-------- Material provided
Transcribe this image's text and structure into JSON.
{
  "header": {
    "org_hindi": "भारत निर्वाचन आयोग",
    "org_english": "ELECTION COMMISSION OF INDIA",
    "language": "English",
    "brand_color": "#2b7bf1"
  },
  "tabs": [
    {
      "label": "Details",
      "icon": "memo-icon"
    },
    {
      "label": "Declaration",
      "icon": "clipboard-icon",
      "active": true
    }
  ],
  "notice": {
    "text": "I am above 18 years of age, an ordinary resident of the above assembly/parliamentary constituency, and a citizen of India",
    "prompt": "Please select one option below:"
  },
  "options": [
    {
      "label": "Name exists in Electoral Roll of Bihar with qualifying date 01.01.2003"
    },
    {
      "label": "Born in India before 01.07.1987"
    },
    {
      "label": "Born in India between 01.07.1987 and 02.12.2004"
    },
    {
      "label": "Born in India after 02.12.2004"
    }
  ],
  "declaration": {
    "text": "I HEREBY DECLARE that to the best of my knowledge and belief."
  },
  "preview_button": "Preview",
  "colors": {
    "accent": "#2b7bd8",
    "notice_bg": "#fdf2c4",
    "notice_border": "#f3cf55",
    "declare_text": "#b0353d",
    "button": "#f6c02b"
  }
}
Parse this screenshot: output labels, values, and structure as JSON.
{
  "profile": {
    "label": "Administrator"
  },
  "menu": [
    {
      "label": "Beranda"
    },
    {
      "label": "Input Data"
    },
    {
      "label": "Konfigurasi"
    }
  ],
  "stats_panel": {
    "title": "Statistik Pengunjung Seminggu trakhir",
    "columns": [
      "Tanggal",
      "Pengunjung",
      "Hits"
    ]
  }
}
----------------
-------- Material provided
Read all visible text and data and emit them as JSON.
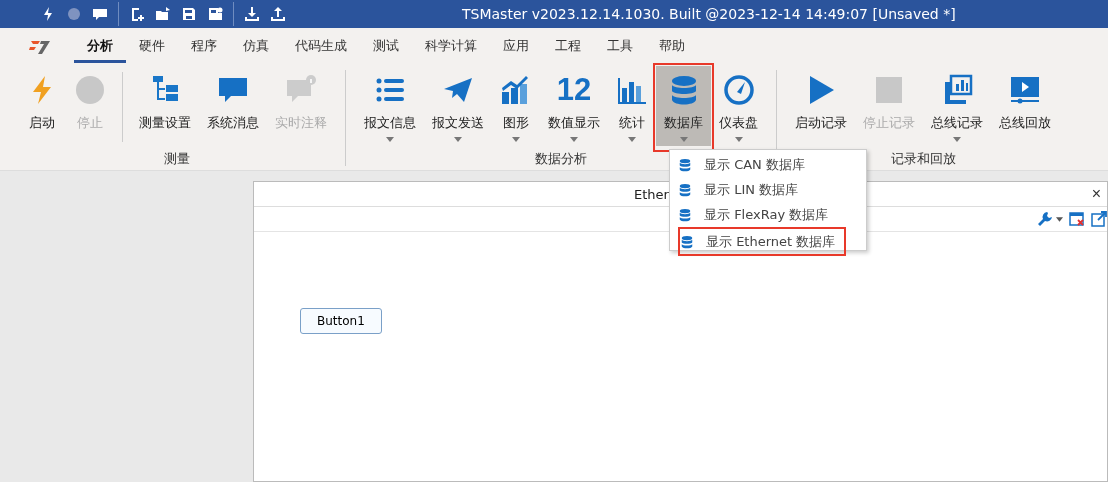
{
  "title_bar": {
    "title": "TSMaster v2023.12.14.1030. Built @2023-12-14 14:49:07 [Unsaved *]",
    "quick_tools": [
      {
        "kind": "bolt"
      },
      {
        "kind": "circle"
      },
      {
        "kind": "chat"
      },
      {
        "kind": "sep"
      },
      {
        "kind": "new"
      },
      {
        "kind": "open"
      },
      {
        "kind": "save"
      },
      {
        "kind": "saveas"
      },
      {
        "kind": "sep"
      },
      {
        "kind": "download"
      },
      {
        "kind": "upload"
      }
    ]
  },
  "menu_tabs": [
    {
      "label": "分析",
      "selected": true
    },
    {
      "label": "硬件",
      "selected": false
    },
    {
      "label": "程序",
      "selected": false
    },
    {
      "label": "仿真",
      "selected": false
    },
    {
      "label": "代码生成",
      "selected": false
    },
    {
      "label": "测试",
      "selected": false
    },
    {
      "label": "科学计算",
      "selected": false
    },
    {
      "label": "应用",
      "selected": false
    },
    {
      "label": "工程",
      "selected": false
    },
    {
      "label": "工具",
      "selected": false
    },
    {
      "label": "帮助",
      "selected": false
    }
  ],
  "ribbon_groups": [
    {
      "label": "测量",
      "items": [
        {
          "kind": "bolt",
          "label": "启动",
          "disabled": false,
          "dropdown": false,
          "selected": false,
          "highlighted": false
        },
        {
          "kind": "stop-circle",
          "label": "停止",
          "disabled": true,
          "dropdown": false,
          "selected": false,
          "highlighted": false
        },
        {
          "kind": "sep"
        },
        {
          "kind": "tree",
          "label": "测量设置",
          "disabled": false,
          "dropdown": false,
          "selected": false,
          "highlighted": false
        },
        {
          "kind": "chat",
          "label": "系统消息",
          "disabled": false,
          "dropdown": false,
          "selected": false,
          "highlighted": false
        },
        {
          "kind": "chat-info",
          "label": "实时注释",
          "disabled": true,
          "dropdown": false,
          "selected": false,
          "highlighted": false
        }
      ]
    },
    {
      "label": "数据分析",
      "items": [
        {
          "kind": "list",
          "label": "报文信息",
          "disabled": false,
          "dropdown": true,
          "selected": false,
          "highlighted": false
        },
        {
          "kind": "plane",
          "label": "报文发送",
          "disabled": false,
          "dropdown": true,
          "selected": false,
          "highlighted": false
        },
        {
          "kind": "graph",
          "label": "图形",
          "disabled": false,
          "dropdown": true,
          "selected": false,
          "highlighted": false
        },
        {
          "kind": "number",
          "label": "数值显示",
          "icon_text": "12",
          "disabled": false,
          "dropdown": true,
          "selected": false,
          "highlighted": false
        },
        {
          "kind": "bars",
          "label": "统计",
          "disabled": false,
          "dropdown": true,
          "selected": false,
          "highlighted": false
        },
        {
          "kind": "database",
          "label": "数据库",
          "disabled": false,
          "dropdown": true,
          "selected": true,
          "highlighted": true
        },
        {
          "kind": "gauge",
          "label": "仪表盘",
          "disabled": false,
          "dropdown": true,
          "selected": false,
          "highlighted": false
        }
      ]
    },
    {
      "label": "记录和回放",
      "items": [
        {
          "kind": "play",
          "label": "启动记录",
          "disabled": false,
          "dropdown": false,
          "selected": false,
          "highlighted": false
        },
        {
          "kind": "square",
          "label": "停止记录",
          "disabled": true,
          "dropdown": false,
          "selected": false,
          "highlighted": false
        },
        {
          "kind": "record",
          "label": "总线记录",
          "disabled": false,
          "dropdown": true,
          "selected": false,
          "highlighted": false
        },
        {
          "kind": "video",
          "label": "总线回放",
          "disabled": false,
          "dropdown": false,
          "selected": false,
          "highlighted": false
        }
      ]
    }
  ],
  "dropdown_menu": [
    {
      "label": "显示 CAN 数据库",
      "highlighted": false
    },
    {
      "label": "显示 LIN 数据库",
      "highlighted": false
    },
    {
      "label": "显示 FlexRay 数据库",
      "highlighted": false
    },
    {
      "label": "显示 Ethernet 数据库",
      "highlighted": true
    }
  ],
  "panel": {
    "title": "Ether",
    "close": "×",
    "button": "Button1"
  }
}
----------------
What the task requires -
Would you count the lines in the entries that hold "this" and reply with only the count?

Answer to the exercise -
2